Your job is to report every line of the entries that has "label".
START Information
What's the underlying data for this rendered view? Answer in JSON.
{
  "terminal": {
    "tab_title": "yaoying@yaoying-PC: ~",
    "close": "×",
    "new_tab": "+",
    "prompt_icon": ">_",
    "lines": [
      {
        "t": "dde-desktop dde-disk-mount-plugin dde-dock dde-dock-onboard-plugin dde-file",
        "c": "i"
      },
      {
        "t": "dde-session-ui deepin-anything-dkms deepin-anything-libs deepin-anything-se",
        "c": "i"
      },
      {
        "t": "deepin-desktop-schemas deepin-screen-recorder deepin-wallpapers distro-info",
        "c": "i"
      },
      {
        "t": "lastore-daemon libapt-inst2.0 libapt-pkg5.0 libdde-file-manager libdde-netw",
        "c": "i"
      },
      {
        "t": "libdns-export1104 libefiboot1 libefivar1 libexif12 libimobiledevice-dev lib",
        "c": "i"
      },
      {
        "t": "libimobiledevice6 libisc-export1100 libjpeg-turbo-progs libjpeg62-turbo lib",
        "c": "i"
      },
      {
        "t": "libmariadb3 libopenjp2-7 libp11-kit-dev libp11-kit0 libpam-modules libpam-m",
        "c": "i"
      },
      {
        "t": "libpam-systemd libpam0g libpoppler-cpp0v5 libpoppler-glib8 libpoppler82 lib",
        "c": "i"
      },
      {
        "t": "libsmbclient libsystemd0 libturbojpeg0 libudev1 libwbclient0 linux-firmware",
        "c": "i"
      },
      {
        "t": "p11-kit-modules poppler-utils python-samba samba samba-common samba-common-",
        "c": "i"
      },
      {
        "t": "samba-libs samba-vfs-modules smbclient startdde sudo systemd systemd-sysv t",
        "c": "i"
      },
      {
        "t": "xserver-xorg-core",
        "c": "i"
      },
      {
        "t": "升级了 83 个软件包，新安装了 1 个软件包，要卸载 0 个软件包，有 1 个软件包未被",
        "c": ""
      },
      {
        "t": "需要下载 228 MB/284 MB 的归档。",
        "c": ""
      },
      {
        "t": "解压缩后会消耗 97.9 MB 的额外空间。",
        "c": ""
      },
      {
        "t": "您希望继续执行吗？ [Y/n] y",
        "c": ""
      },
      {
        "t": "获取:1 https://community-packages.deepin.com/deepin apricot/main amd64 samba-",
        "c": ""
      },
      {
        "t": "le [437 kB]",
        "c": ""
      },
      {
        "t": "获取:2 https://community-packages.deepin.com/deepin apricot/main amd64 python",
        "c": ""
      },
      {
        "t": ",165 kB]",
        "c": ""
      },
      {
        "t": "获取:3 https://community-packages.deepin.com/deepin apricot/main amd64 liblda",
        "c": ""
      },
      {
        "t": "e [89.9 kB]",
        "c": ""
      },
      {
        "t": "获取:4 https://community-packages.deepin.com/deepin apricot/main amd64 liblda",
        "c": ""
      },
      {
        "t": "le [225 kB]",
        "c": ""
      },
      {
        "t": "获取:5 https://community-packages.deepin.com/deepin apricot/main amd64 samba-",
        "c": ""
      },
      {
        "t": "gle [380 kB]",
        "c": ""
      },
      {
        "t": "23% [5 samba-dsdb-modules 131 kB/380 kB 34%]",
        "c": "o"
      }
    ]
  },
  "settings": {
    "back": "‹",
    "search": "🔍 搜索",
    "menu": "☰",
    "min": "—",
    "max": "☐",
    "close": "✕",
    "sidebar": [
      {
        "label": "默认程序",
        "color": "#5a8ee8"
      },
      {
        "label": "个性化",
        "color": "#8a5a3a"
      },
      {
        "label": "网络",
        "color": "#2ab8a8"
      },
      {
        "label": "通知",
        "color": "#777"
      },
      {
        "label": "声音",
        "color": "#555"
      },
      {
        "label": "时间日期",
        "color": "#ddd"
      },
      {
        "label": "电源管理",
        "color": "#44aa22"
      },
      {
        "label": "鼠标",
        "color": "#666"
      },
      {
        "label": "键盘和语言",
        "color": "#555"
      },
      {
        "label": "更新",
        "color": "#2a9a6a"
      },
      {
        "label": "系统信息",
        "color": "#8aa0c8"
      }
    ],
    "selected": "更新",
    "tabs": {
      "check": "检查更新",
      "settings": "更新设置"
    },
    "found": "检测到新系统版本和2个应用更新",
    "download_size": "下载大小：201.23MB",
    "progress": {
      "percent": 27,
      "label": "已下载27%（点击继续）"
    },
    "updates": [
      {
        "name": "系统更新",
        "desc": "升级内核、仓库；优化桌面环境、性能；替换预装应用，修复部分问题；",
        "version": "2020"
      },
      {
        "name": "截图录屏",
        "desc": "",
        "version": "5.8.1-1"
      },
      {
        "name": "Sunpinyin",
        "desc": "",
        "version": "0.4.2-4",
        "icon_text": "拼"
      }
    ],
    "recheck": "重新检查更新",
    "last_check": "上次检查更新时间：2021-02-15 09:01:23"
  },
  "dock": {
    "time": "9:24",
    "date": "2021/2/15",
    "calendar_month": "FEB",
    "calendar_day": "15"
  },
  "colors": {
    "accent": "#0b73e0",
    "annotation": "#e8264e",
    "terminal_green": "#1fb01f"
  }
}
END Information
## Answer to this problem
        "label": "默认程序",
        "label": "个性化",
        "label": "网络",
        "label": "通知",
        "label": "声音",
        "label": "时间日期",
        "label": "电源管理",
        "label": "鼠标",
        "label": "键盘和语言",
        "label": "更新",
        "label": "系统信息",
      "label": "已下载27%（点击继续）"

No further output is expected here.